WHAT TO DO: Repeat these records exactly, pictures excluded.

SUPPLIED ENTRIES:
- - -

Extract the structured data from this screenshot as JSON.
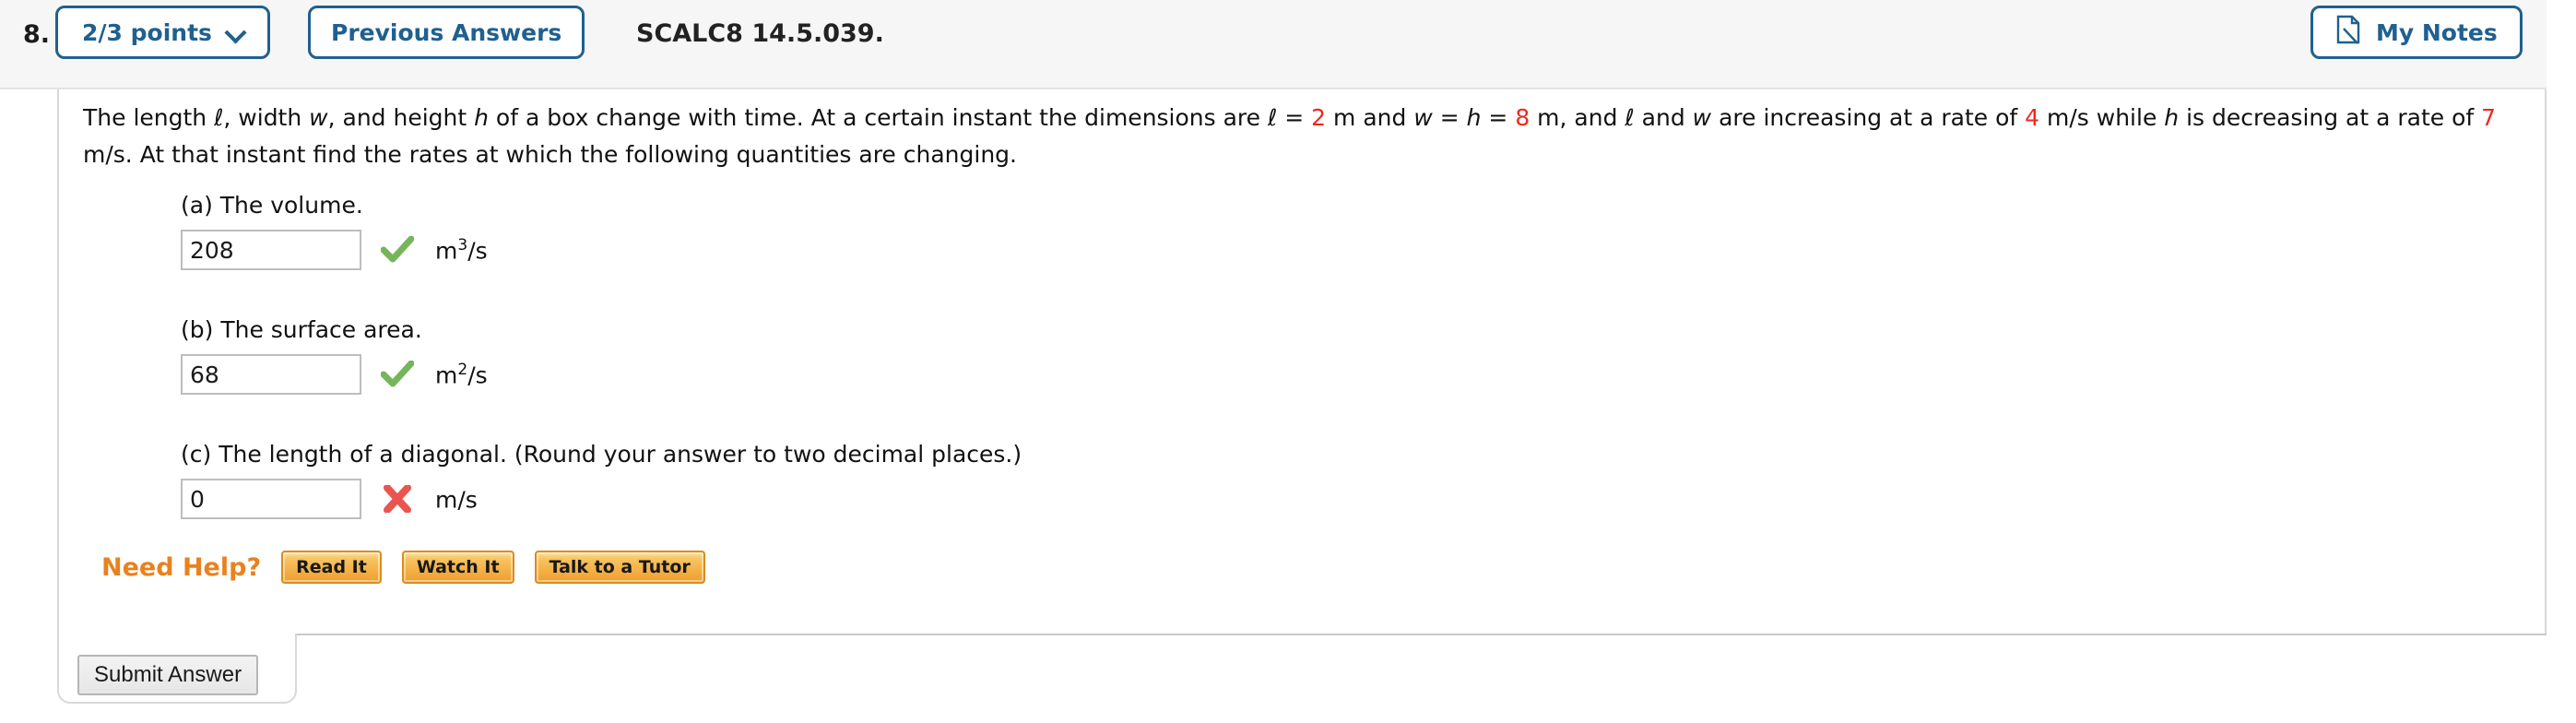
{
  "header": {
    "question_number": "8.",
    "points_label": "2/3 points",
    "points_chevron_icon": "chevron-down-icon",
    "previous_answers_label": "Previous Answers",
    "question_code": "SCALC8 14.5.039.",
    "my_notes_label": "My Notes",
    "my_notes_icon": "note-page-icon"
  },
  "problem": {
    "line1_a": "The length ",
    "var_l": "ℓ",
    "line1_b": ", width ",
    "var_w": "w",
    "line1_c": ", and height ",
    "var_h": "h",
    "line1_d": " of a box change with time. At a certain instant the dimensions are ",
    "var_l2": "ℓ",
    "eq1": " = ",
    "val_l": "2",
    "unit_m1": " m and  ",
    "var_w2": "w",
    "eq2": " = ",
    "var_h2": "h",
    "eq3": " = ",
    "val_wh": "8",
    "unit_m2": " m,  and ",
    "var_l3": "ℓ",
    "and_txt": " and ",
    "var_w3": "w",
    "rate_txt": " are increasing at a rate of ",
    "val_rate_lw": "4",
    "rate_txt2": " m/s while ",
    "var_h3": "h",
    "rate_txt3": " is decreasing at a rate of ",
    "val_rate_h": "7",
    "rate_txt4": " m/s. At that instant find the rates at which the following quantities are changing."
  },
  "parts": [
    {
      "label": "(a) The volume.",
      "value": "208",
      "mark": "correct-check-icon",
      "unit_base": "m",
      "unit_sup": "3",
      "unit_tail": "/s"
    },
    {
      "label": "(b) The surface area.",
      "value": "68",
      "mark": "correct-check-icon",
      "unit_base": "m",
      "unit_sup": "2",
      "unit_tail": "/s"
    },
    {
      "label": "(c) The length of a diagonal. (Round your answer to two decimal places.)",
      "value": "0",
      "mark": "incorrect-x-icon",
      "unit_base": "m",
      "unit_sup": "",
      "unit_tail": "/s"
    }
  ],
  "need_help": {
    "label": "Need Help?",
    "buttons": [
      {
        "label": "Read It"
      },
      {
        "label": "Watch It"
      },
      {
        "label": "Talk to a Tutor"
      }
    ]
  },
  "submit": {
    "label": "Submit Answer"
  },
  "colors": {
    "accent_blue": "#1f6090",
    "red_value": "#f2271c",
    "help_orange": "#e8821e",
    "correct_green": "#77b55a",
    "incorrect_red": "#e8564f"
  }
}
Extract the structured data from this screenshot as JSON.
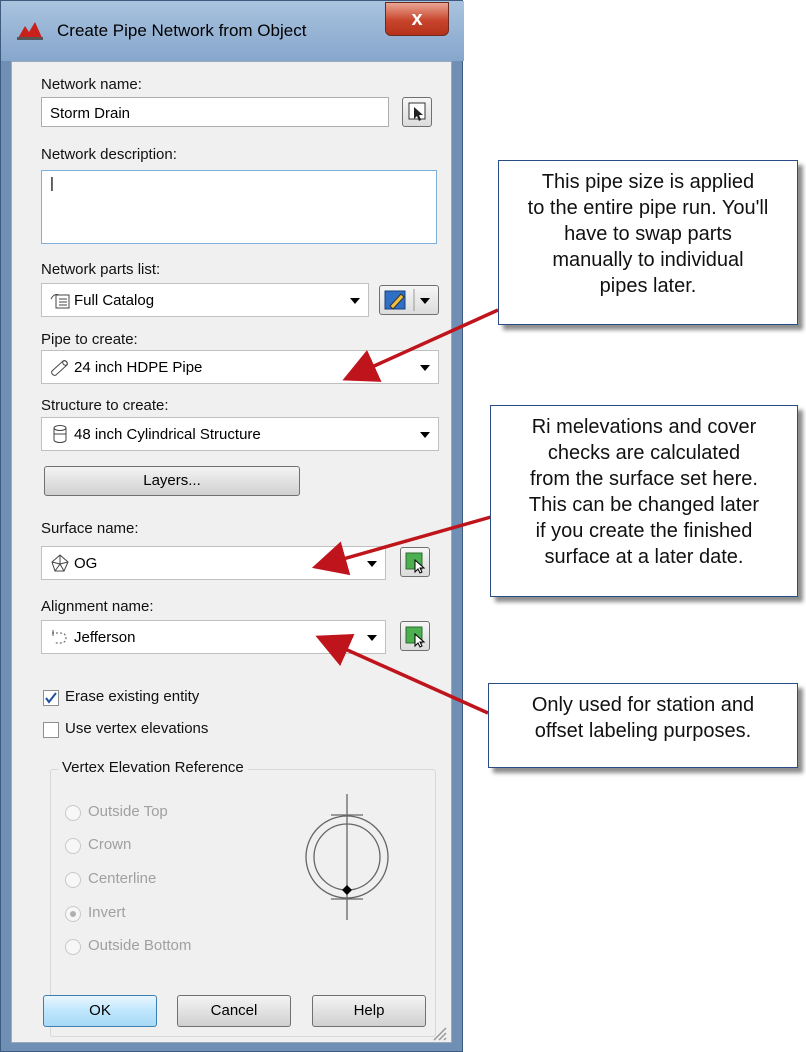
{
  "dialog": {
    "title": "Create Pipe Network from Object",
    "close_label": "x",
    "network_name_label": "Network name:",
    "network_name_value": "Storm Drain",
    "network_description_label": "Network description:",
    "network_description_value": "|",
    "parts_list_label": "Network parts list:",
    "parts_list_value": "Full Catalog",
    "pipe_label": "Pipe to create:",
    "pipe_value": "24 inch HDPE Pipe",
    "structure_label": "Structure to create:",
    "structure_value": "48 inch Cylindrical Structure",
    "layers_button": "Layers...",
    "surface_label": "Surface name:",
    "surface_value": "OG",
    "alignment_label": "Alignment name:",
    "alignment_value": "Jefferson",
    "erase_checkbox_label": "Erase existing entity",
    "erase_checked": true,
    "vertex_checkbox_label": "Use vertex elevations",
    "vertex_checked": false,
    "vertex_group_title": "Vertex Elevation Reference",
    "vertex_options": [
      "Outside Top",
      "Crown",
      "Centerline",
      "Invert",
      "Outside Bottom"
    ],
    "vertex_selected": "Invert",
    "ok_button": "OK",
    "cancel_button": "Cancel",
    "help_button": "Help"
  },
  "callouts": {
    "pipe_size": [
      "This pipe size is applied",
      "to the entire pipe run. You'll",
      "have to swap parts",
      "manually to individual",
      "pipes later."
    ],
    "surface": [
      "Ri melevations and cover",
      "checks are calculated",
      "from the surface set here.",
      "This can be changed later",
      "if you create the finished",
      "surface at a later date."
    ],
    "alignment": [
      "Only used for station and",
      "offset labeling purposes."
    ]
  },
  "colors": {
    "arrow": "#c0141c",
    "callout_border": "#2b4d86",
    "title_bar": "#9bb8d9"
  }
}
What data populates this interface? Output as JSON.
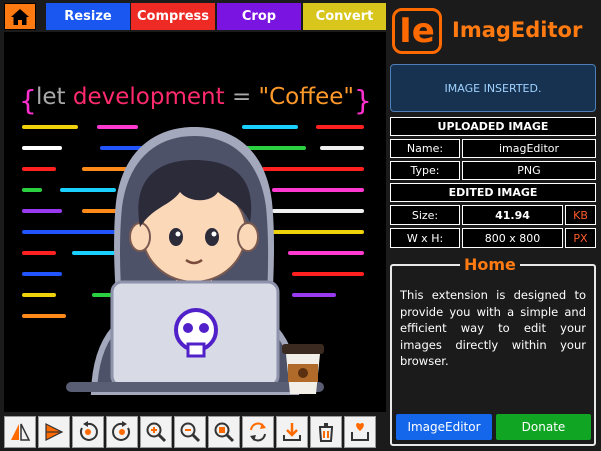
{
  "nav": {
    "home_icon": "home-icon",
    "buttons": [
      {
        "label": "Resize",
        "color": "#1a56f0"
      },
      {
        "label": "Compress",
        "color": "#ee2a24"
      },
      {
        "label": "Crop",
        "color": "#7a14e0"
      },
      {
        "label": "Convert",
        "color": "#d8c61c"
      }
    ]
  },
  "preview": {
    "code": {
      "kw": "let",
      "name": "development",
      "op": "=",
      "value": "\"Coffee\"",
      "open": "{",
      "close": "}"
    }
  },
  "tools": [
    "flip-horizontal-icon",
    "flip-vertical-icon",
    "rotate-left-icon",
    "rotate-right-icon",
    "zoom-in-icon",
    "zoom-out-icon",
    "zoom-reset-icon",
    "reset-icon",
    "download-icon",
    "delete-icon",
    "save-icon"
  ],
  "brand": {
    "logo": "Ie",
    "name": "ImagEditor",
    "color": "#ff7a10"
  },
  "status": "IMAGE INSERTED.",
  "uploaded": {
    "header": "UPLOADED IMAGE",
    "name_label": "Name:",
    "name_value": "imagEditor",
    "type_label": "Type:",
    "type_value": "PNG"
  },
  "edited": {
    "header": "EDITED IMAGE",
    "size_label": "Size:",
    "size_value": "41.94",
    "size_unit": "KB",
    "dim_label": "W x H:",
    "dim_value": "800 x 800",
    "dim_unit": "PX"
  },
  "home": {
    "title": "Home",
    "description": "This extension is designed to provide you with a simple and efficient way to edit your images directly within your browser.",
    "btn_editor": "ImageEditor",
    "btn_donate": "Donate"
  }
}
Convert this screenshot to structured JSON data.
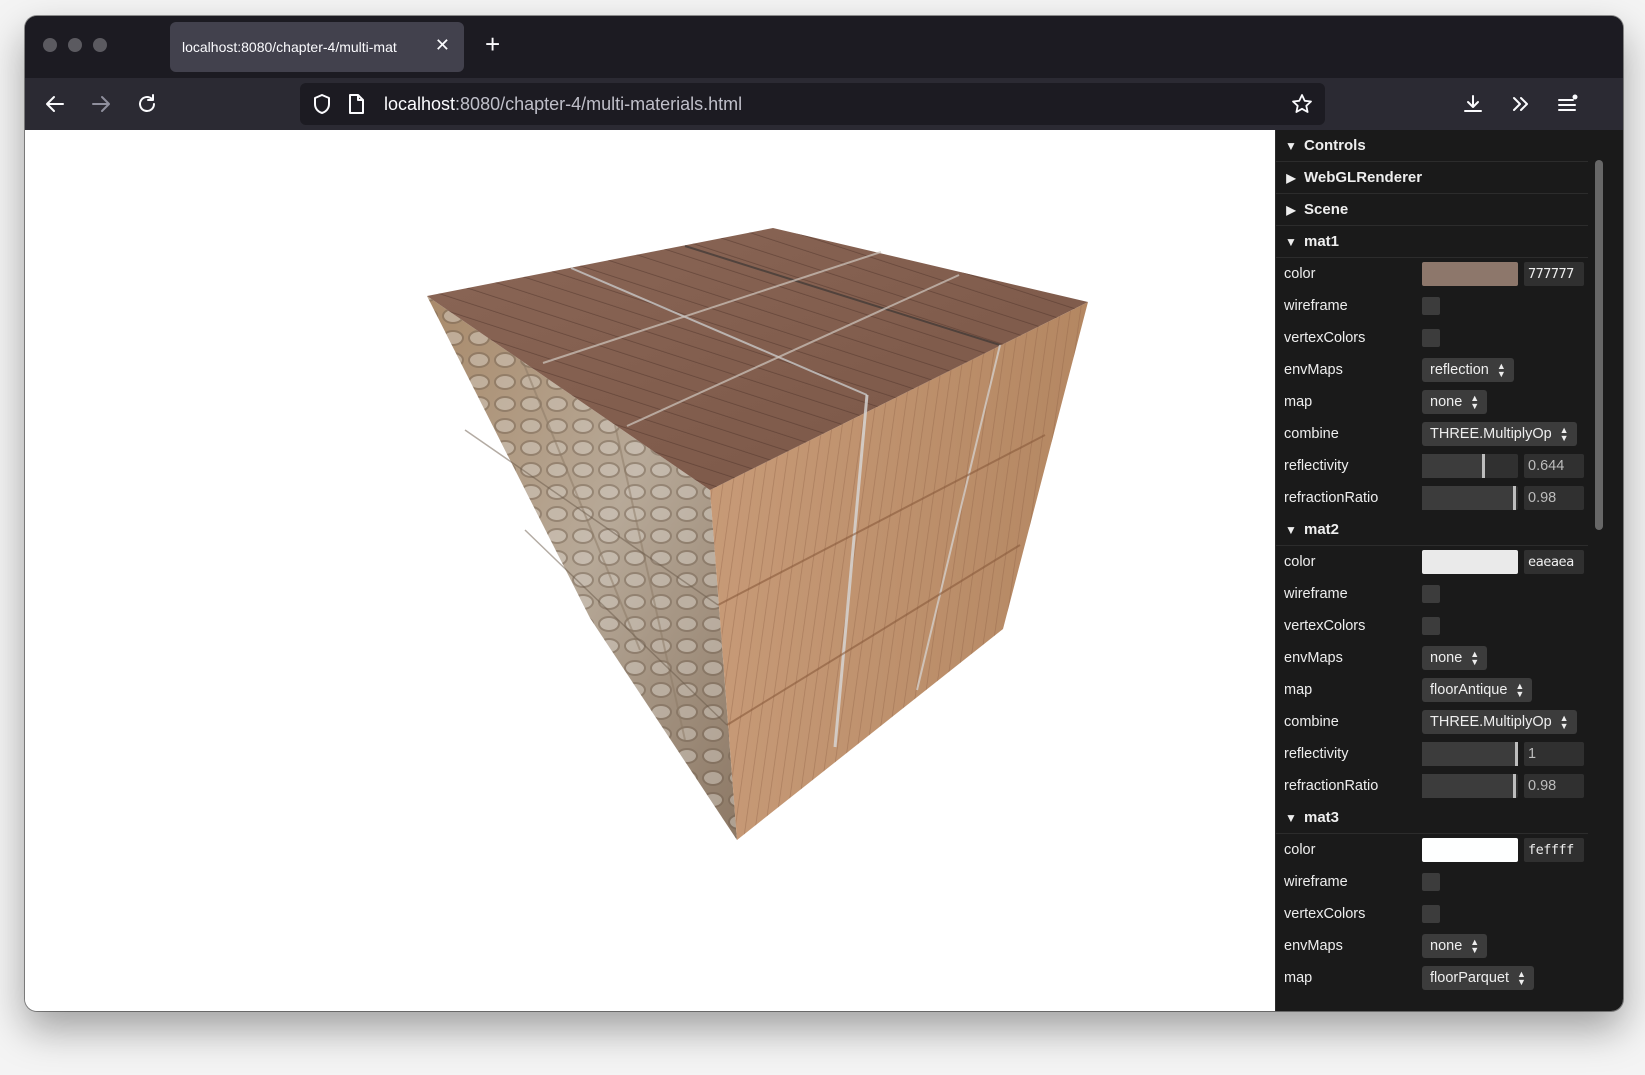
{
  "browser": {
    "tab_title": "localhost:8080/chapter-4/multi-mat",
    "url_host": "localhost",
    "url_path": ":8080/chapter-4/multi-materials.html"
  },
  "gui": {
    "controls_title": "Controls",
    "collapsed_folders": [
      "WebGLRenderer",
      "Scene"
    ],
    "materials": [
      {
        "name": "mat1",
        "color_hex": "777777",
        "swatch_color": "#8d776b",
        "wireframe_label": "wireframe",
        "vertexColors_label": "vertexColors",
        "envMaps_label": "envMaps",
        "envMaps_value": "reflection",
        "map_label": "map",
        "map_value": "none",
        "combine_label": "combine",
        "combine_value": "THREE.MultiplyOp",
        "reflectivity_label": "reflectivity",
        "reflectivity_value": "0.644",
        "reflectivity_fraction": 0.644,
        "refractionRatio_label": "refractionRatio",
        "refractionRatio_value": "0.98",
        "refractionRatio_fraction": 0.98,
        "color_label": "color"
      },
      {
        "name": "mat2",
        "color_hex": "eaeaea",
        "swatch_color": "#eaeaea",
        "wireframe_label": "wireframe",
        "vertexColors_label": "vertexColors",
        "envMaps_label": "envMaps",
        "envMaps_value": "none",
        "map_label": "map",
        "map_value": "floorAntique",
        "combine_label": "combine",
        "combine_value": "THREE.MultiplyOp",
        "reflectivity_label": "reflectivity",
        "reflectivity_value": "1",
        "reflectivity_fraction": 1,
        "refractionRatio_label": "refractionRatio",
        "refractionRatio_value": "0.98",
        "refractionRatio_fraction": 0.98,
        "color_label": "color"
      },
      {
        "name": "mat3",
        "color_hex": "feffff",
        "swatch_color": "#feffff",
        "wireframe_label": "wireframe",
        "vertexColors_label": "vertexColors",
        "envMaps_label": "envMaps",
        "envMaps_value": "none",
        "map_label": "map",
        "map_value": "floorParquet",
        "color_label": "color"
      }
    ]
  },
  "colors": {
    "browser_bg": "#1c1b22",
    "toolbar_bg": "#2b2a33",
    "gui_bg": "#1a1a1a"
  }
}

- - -

REPLY:
Extract the structured data from this screenshot as JSON.
{
  "header": {
    "question_number": "8.",
    "points_label": "2/3 points",
    "points_chevron_icon": "chevron-down-icon",
    "previous_answers_label": "Previous Answers",
    "question_code": "SCALC8 14.5.039.",
    "my_notes_label": "My Notes",
    "my_notes_icon": "note-page-icon"
  },
  "problem": {
    "line1_a": "The length ",
    "var_l": "ℓ",
    "line1_b": ", width ",
    "var_w": "w",
    "line1_c": ", and height ",
    "var_h": "h",
    "line1_d": " of a box change with time. At a certain instant the dimensions are ",
    "var_l2": "ℓ",
    "eq1": " = ",
    "val_l": "2",
    "unit_m1": " m and  ",
    "var_w2": "w",
    "eq2": " = ",
    "var_h2": "h",
    "eq3": " = ",
    "val_wh": "8",
    "unit_m2": " m,  and ",
    "var_l3": "ℓ",
    "and_txt": " and ",
    "var_w3": "w",
    "rate_txt": " are increasing at a rate of ",
    "val_rate_lw": "4",
    "rate_txt2": " m/s while ",
    "var_h3": "h",
    "rate_txt3": " is decreasing at a rate of ",
    "val_rate_h": "7",
    "rate_txt4": " m/s. At that instant find the rates at which the following quantities are changing."
  },
  "parts": [
    {
      "label": "(a) The volume.",
      "value": "208",
      "mark": "correct-check-icon",
      "unit_base": "m",
      "unit_sup": "3",
      "unit_tail": "/s"
    },
    {
      "label": "(b) The surface area.",
      "value": "68",
      "mark": "correct-check-icon",
      "unit_base": "m",
      "unit_sup": "2",
      "unit_tail": "/s"
    },
    {
      "label": "(c) The length of a diagonal. (Round your answer to two decimal places.)",
      "value": "0",
      "mark": "incorrect-x-icon",
      "unit_base": "m",
      "unit_sup": "",
      "unit_tail": "/s"
    }
  ],
  "need_help": {
    "label": "Need Help?",
    "buttons": [
      {
        "label": "Read It"
      },
      {
        "label": "Watch It"
      },
      {
        "label": "Talk to a Tutor"
      }
    ]
  },
  "submit": {
    "label": "Submit Answer"
  },
  "colors": {
    "accent_blue": "#1f6090",
    "red_value": "#f2271c",
    "help_orange": "#e8821e",
    "correct_green": "#77b55a",
    "incorrect_red": "#e8564f"
  }
}
Extract the structured data from this screenshot as JSON.
{
  "dialog": {
    "title": "Create Pipe Network from Object",
    "close_label": "x",
    "network_name_label": "Network name:",
    "network_name_value": "Storm Drain",
    "network_description_label": "Network description:",
    "network_description_value": "|",
    "parts_list_label": "Network parts list:",
    "parts_list_value": "Full Catalog",
    "pipe_label": "Pipe to create:",
    "pipe_value": "24 inch HDPE Pipe",
    "structure_label": "Structure to create:",
    "structure_value": "48 inch Cylindrical Structure",
    "layers_button": "Layers...",
    "surface_label": "Surface name:",
    "surface_value": "OG",
    "alignment_label": "Alignment name:",
    "alignment_value": "Jefferson",
    "erase_checkbox_label": "Erase existing entity",
    "erase_checked": true,
    "vertex_checkbox_label": "Use vertex elevations",
    "vertex_checked": false,
    "vertex_group_title": "Vertex Elevation Reference",
    "vertex_options": [
      "Outside Top",
      "Crown",
      "Centerline",
      "Invert",
      "Outside Bottom"
    ],
    "vertex_selected": "Invert",
    "ok_button": "OK",
    "cancel_button": "Cancel",
    "help_button": "Help"
  },
  "callouts": {
    "pipe_size": [
      "This pipe size is applied",
      "to the entire pipe run. You'll",
      "have to swap parts",
      "manually to individual",
      "pipes later."
    ],
    "surface": [
      "Ri melevations and cover",
      "checks are calculated",
      "from the surface set here.",
      "This can be changed later",
      "if you create the finished",
      "surface at a later date."
    ],
    "alignment": [
      "Only used for station and",
      "offset labeling purposes."
    ]
  },
  "colors": {
    "arrow": "#c0141c",
    "callout_border": "#2b4d86",
    "title_bar": "#9bb8d9"
  }
}
What data populates this interface? Output as JSON.
{
  "nav": {
    "home_icon": "home-icon",
    "buttons": [
      {
        "label": "Resize",
        "color": "#1a56f0"
      },
      {
        "label": "Compress",
        "color": "#ee2a24"
      },
      {
        "label": "Crop",
        "color": "#7a14e0"
      },
      {
        "label": "Convert",
        "color": "#d8c61c"
      }
    ]
  },
  "preview": {
    "code": {
      "kw": "let",
      "name": "development",
      "op": "=",
      "value": "\"Coffee\"",
      "open": "{",
      "close": "}"
    }
  },
  "tools": [
    "flip-horizontal-icon",
    "flip-vertical-icon",
    "rotate-left-icon",
    "rotate-right-icon",
    "zoom-in-icon",
    "zoom-out-icon",
    "zoom-reset-icon",
    "reset-icon",
    "download-icon",
    "delete-icon",
    "save-icon"
  ],
  "brand": {
    "logo": "Ie",
    "name": "ImagEditor",
    "color": "#ff7a10"
  },
  "status": "IMAGE INSERTED.",
  "uploaded": {
    "header": "UPLOADED IMAGE",
    "name_label": "Name:",
    "name_value": "imagEditor",
    "type_label": "Type:",
    "type_value": "PNG"
  },
  "edited": {
    "header": "EDITED IMAGE",
    "size_label": "Size:",
    "size_value": "41.94",
    "size_unit": "KB",
    "dim_label": "W x H:",
    "dim_value": "800 x 800",
    "dim_unit": "PX"
  },
  "home": {
    "title": "Home",
    "description": "This extension is designed to provide you with a simple and efficient way to edit your images directly within your browser.",
    "btn_editor": "ImageEditor",
    "btn_donate": "Donate"
  }
}
Convert this screenshot to structured JSON data.
{
  "browser": {
    "tab_title": "localhost:8080/chapter-4/multi-mat",
    "url_host": "localhost",
    "url_path": ":8080/chapter-4/multi-materials.html"
  },
  "gui": {
    "controls_title": "Controls",
    "collapsed_folders": [
      "WebGLRenderer",
      "Scene"
    ],
    "materials": [
      {
        "name": "mat1",
        "color_hex": "777777",
        "swatch_color": "#8d776b",
        "wireframe_label": "wireframe",
        "vertexColors_label": "vertexColors",
        "envMaps_label": "envMaps",
        "envMaps_value": "reflection",
        "map_label": "map",
        "map_value": "none",
        "combine_label": "combine",
        "combine_value": "THREE.MultiplyOp",
        "reflectivity_label": "reflectivity",
        "reflectivity_value": "0.644",
        "reflectivity_fraction": 0.644,
        "refractionRatio_label": "refractionRatio",
        "refractionRatio_value": "0.98",
        "refractionRatio_fraction": 0.98,
        "color_label": "color"
      },
      {
        "name": "mat2",
        "color_hex": "eaeaea",
        "swatch_color": "#eaeaea",
        "wireframe_label": "wireframe",
        "vertexColors_label": "vertexColors",
        "envMaps_label": "envMaps",
        "envMaps_value": "none",
        "map_label": "map",
        "map_value": "floorAntique",
        "combine_label": "combine",
        "combine_value": "THREE.MultiplyOp",
        "reflectivity_label": "reflectivity",
        "reflectivity_value": "1",
        "reflectivity_fraction": 1,
        "refractionRatio_label": "refractionRatio",
        "refractionRatio_value": "0.98",
        "refractionRatio_fraction": 0.98,
        "color_label": "color"
      },
      {
        "name": "mat3",
        "color_hex": "feffff",
        "swatch_color": "#feffff",
        "wireframe_label": "wireframe",
        "vertexColors_label": "vertexColors",
        "envMaps_label": "envMaps",
        "envMaps_value": "none",
        "map_label": "map",
        "map_value": "floorParquet",
        "color_label": "color"
      }
    ]
  },
  "colors": {
    "browser_bg": "#1c1b22",
    "toolbar_bg": "#2b2a33",
    "gui_bg": "#1a1a1a"
  }
}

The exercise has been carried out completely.